[RECORDED DATA — start]

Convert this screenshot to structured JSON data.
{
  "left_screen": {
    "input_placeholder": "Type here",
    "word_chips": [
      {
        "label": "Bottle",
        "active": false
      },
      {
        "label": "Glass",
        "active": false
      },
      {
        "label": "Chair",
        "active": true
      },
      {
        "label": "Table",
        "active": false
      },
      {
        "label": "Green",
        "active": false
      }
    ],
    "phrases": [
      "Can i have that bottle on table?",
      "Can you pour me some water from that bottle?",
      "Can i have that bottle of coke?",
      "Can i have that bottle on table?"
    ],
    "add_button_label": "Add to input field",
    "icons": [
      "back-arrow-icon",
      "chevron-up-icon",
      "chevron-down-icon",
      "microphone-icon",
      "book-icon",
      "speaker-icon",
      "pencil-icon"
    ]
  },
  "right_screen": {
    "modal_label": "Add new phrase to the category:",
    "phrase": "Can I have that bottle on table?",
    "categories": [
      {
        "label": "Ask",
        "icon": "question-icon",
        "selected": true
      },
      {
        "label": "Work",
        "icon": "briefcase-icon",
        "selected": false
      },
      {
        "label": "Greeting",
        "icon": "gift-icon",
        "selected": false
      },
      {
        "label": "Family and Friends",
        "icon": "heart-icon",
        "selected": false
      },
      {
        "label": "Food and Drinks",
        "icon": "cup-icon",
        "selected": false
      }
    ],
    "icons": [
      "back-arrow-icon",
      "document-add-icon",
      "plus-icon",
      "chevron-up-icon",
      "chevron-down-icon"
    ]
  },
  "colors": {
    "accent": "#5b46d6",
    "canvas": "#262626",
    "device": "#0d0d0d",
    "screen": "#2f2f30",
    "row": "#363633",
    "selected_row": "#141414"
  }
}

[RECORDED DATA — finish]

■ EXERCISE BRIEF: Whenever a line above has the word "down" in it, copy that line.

■ REPLY:
      "chevron-down-icon",
      "chevron-down-icon"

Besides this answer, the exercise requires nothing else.